“Then God said to Jacob, ‘Arise, go up to Bethel and live there, and make an altar there to God, who appeared to you when you fled from your brother Esau.’ So Jacob said to his household and to all who were with him, ‘Put away the foreign gods which are among you, and purify yourselves and change your garments.’” (35:1-2)
Not a lot about Jacob’s life impresses me. God speaks to him again and it seems like Jacob does a sort of, “Oh yeah, HIM! Everyone! Quick! Bury our other gods!” Then, after he spends two seconds in Bethel, he moves on from there (35:16). In any case, he ends up in the general vicinity.
I managed to write out the family trees of Esau and Seir (why not? I’ve got the time, plus I need visuals), and all you need to know is that there is some intermixing going on. Not a lot, but some. Oholibamah is a wife of Esau (36:14,18), but also the daughter of Anah, the son of Seir.
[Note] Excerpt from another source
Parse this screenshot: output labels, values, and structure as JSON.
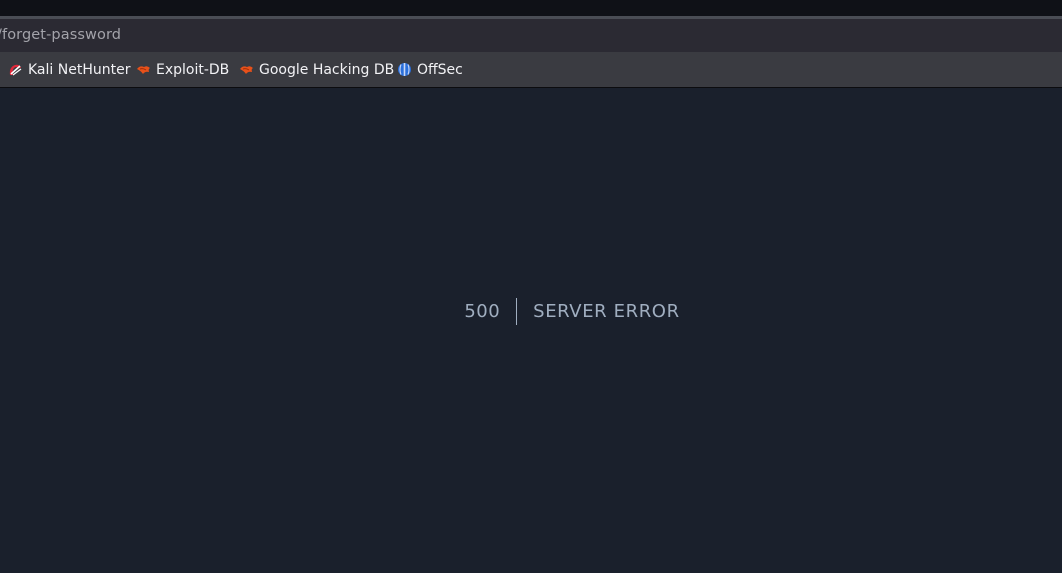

Esau’s concubine, Timna (36:12), is the sister of Lotan (36:22), the son of Seir. Bada-bing, bada-boom. There you go.
Now here’s where it gets confusing:
“When Esau was forty years old he married Judith the daughter of Beeri the Hittite, and Basemath the daughter of Elon the Hittite;” (26:34)
“So Esau saw that the daughters of Canaan displeased his father Isaac; and Esau went to Ishmael, and married, besides the wives that he had, Mahalath the daughter of Ishmael, Abraham’s son, the sister of Nebaioth.” (28:8-9)
“Esau took his wives from the daughters of Canaan: Adah the daughter of Elon the Hittite, and Oholibamah the daughter of Anah and the granddaughter of Zibeon the Hivite; also Basemath, Ishmael’s daughter, the sister of Nebaioth.” (36:2-3)
Get your story straight! Is Basemath Elon the Hittite’s daughter or is she Ishmeal’s?Did you mean Adah back in 26:34? Who are all these extra ladies? Judith? Mahalath? Nebaioth? Did they not have kids? Who knows. Anyway… this is what I get for inspecting passages I usually gloss over.
Is the point that Esau married local, while Jacob married his cousins? Because, at this point, both are rife with the worship of other gods.
Anyway, Genesis was written as an identity document for Israel, so maybe they don’t 100% care what Ishmael and Esau did at this point in the story. These people don’t actually flutter off into obscurity, they just aren’t the main characters in this telling of history.
That’s what I always need to remind myself of. I always want to compare to see if God chose the best of the best. But see what Paul, a Jew who had studied these stories his whole life observed:
“God has chosen the foolish things of the world to shame the wise, and God has chosen the weak things of the world to shame the things which are strong,” (1 Corinthians 1:27)
Although Esau didn’t receive “the blessing”, he had more kids than Jacob. They were both wealthy (36:7). But this story isn’t about Esau, it’s about Jacob, even though he’s not that great and his kids are even worse.
It’s always important to remember what the purpose and occasion of a book is. It helps us understand when things seem thousands of years out of our context.
What parts of this story seem strange to you?